With videos seeming to be the theme with my posts this week, here’s one I made that mocks a typical sales rep in my industry when they call on a customer. It’s my debut as a director. Enjoy!
Archive for the ‘biodegradable’ Category
Posted by Luke on October 19, 2010
Posted by Luke on February 2, 2010
I spent most of last week in Orlando at the U.S. Composting Council’s annual conference. The organization continues to grow and the conferences seem to get better every year. There were a few trends and pieces of news worthy of sharing that seemed to be apparent at the conference.
- Florida’s Department of Environmental Protection has committed to diverting 75% of their waste by 2020. Wow, that’s a lofty goal – the highest of any state and 2.5 times their current diversion rate. That’s a ripe market for business opportunities in waste management.
- In talking with composters, they continue to struggle with contamination of plastics. Currently, there isn’t a good universal symbol that allows for easily identifying compostable products. BPI’s symbol is the only third-party certification available. However, it’s not federally regulated or required on compostable products and it’s not the easily identifiable symbol that composters are looking for to know what is compostable and what isn’t. Frankly, I don’t think there is a symbol out there because you can’t use a color to indicate compostability. Big brands won’t go for it and you can’t make some products/packaging/materials in colors. I’ll talk more about this issue in an upcoming post.
- Polyethylene coated paper hot cups are accepted into the City of San Francisco’s composting program, but they aren’t ASTM D6400 or D6868 certified, so technically they aren’t “biodegradable” or “compostable.” This further complicates the labeling dilemma in the previous bullet.
- The FTC is cracking down more on misleading claims of biodegradability and they’ll continue to do so. This goes for both product manufacturers and retailers. Retailers need to do their homework as well, not just trust what manufacturers say.
- There needs to be a better link between food waste generators (i.e. restaurants) and composters. Restaurants struggle to find a way to get their organic waste to composters and composters don’t have the hauling logistics. This often requires a third party hauler. On a similar note, if you want to locate a compost facility near you, go to www.findacomposter.com.

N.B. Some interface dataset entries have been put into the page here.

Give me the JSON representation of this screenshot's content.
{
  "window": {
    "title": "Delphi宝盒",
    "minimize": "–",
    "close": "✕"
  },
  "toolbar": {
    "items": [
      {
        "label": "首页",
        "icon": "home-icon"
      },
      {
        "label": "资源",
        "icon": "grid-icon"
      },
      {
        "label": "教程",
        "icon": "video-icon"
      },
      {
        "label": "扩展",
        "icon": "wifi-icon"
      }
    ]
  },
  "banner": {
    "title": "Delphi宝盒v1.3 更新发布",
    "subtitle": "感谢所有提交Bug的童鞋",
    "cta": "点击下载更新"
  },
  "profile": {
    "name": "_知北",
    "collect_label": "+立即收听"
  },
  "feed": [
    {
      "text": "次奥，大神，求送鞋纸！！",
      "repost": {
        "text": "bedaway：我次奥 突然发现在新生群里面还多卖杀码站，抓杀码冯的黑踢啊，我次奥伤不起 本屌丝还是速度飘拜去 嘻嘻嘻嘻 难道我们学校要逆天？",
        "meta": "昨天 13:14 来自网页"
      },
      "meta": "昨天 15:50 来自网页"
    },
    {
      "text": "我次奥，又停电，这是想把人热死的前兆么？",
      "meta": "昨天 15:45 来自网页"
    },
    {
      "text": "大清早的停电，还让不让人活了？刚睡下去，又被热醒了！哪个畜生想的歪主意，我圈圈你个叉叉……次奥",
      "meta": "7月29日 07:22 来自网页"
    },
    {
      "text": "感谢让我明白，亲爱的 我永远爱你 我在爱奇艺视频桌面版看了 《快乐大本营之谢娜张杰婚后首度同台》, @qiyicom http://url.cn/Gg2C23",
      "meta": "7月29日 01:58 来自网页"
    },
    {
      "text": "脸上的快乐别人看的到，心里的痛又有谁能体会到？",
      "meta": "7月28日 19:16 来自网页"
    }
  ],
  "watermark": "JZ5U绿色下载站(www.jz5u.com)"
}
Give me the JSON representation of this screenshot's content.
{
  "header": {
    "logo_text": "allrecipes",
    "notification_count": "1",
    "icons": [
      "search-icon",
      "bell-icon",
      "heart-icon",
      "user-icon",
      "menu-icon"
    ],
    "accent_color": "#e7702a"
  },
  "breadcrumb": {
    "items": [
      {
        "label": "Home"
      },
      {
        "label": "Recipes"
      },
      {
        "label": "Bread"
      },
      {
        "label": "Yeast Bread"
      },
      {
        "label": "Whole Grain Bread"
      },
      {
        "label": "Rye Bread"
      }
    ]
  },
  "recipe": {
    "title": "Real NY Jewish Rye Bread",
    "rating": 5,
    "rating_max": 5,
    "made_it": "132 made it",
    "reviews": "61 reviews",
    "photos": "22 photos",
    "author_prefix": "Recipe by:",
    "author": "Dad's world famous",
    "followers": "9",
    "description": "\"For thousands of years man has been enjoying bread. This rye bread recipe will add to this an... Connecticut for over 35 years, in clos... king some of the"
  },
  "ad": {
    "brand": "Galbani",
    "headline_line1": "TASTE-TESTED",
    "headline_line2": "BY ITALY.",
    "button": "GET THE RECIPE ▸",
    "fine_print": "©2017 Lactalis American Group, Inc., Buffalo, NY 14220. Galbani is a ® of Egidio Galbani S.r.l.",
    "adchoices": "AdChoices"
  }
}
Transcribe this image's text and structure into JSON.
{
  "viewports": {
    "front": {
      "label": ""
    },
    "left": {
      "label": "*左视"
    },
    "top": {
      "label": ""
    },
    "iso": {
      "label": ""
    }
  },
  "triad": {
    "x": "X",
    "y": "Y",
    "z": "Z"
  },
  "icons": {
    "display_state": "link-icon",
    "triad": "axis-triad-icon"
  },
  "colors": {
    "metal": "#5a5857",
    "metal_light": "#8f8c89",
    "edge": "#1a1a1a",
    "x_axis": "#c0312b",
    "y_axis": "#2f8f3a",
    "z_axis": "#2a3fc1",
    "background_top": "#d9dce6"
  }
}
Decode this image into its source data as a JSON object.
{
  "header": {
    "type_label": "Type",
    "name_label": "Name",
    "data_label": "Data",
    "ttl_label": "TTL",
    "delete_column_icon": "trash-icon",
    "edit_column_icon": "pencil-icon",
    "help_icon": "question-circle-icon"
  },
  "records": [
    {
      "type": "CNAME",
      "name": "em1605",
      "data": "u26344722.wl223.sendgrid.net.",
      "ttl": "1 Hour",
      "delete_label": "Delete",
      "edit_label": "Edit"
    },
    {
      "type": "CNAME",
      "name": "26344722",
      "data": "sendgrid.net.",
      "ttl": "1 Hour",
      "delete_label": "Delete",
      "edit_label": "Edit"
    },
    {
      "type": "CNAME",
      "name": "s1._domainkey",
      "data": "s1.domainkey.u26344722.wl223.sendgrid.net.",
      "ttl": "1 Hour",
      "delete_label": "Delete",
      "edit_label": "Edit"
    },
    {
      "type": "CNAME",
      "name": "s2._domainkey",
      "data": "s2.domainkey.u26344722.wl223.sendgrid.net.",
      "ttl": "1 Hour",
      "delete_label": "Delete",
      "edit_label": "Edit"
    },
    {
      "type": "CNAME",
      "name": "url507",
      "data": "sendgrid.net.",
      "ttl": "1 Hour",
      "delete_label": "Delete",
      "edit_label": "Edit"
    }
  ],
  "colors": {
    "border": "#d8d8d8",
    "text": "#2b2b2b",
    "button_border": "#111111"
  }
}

- The Biodegradable Products Institute (BPI) run by Steve Mojo is a great organization. Steve works his ass off to make this world a better place. Thanks Steve!
Posted by Luke on January 26, 2010
Direct from the US Compousting Council Conference in Orlando…
If you haven’t seen Frito Lays’ advertising for their new renewable and compostable Sun Chips bags, here it is…
These bags are a nice step towards more sustainable food packaging, and it’s nice to see such a large brand owner leading the charge which will surely drive more companies this direction.
Posted by Luke on January 23, 2010
There was a great article in a recent Resource Recycling issue that evaluates the pros and cons of recycled content vs renewable/compostable. This is a growing debate with foodservice operators and one that will surely continue for some time. With the growth of both products made from recycled content and products made from renewable resources, restaurant owners now have a couple of great alternatives to petroleum-based products based on their waste management systems.
Benefits of renewable-resource based compostable products:
When looking at the life cycle analyses of bioplastic resin such as NatureWorks Ingeo PLA, there’s no question that PLA releases fewer greenhouse gases during production than its petrochemical counterparts like PET. There’s also the key benefits of being produced from plants instead of oil and its ability to be turned back into dirt if disposed of properly in a commercial composting facility. Some argue that PLA takes away from our food source, but I have never been able to agree them. The corn used to produce PLA is grain corn, not the type of corn we eat on the table. And if the NatureWorks factory was at full capacity, which it isn’t, it would only consume .1% of the nation’s grain corn. Another argument anti-PLA people use is that PLA is made from GMO corn, which it is. Although I’m not a fan of GMO myself, I’d much rather use a GMO plant to produce a plastic cup than use oil imported from who knows where.
Benefits of recycled content:
Recycled content creates an interesting alternative and one that I believe is a 2nd best option to renewable resource-based products. Making cups from recycled content supports the recycling market which, ideally, in turn will build demand for more recycled products and more recycling. Building the demand for recycled products is important because if recyclers can’t find a channel to sell their recovered materials, they’ll be less likely to collect certain types of materials and will ultimately drive up the price for recycled content.
So between the two – recycled content and renewable/compostable – we now have two great options outside of virgin petrochemical-based products. What’s great about these options is that people can choose what works best for them. If they have access to a composting facility, renewable/compostable products are the most environmental choice. If they don’t have access to such a facility, recycled content products are a good alternative.